All of the entries are to be restated word for word.

━━━━━━━━━━

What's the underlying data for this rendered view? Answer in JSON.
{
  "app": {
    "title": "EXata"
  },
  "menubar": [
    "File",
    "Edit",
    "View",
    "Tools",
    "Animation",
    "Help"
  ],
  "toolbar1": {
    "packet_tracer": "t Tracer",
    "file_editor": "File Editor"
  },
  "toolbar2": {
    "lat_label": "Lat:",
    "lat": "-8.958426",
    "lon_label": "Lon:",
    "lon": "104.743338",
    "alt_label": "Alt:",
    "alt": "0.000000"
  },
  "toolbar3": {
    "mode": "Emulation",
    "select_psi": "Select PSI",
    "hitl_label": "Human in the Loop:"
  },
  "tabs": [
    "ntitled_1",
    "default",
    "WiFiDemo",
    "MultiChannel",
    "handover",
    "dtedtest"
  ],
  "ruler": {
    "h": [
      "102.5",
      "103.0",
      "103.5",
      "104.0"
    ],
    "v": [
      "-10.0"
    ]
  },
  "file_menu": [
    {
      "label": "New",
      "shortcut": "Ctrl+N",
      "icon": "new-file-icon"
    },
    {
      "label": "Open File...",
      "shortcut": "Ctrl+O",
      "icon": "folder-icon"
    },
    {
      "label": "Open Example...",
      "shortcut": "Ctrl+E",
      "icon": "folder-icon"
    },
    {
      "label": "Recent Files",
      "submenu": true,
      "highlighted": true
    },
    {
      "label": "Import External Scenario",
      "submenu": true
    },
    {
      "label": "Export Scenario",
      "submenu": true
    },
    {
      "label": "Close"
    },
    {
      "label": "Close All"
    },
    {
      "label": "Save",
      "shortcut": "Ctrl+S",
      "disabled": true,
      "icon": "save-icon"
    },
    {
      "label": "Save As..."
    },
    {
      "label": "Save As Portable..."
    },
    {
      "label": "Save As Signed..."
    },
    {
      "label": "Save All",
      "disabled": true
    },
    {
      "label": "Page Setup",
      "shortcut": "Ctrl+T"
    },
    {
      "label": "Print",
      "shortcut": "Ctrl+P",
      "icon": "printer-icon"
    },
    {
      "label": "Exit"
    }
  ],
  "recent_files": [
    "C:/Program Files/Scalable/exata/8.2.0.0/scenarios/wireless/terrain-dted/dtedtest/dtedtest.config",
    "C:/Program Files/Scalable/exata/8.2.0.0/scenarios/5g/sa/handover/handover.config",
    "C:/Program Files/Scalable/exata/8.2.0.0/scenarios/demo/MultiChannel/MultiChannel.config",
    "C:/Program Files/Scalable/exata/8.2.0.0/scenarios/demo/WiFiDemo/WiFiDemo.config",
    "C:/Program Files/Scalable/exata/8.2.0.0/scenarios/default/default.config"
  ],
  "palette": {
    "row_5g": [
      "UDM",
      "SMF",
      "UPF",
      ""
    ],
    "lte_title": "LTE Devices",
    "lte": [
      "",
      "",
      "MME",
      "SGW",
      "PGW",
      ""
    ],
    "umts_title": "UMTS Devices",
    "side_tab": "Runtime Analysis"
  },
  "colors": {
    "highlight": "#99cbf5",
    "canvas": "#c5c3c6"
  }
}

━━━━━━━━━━

> **Solution to the problem**:
What's the underlying data for this rendered view? Answer in JSON.
{
  "app": {
    "title": "EXata"
  },
  "menubar": [
    "File",
    "Edit",
    "View",
    "Tools",
    "Animation",
    "Help"
  ],
  "toolbar1": {
    "packet_tracer": "t Tracer",
    "file_editor": "File Editor"
  },
  "toolbar2": {
    "lat_label": "Lat:",
    "lat": "-8.958426",
    "lon_label": "Lon:",
    "lon": "104.743338",
    "alt_label": "Alt:",
    "alt": "0.000000"
  },
  "toolbar3": {
    "mode": "Emulation",
    "select_psi": "Select PSI",
    "hitl_label": "Human in the Loop:"
  },
  "tabs": [
    "ntitled_1",
    "default",
    "WiFiDemo",
    "MultiChannel",
    "handover",
    "dtedtest"
  ],
  "ruler": {
    "h": [
      "102.5",
      "103.0",
      "103.5",
      "104.0"
    ],
    "v": [
      "-10.0"
    ]
  },
  "file_menu": [
    {
      "label": "New",
      "shortcut": "Ctrl+N",
      "icon": "new-file-icon"
    },
    {
      "label": "Open File...",
      "shortcut": "Ctrl+O",
      "icon": "folder-icon"
    },
    {
      "label": "Open Example...",
      "shortcut": "Ctrl+E",
      "icon": "folder-icon"
    },
    {
      "label": "Recent Files",
      "submenu": true,
      "highlighted": true
    },
    {
      "label": "Import External Scenario",
      "submenu": true
    },
    {
      "label": "Export Scenario",
      "submenu": true
    },
    {
      "label": "Close"
    },
    {
      "label": "Close All"
    },
    {
      "label": "Save",
      "shortcut": "Ctrl+S",
      "disabled": true,
      "icon": "save-icon"
    },
    {
      "label": "Save As..."
    },
    {
      "label": "Save As Portable..."
    },
    {
      "label": "Save As Signed..."
    },
    {
      "label": "Save All",
      "disabled": true
    },
    {
      "label": "Page Setup",
      "shortcut": "Ctrl+T"
    },
    {
      "label": "Print",
      "shortcut": "Ctrl+P",
      "icon": "printer-icon"
    },
    {
      "label": "Exit"
    }
  ],
  "recent_files": [
    "C:/Program Files/Scalable/exata/8.2.0.0/scenarios/wireless/terrain-dted/dtedtest/dtedtest.config",
    "C:/Program Files/Scalable/exata/8.2.0.0/scenarios/5g/sa/handover/handover.config",
    "C:/Program Files/Scalable/exata/8.2.0.0/scenarios/demo/MultiChannel/MultiChannel.config",
    "C:/Program Files/Scalable/exata/8.2.0.0/scenarios/demo/WiFiDemo/WiFiDemo.config",
    "C:/Program Files/Scalable/exata/8.2.0.0/scenarios/default/default.config"
  ],
  "palette": {
    "row_5g": [
      "UDM",
      "SMF",
      "UPF",
      ""
    ],
    "lte_title": "LTE Devices",
    "lte": [
      "",
      "",
      "MME",
      "SGW",
      "PGW",
      ""
    ],
    "umts_title": "UMTS Devices",
    "side_tab": "Runtime Analysis"
  },
  "colors": {
    "highlight": "#99cbf5",
    "canvas": "#c5c3c6"
  }
}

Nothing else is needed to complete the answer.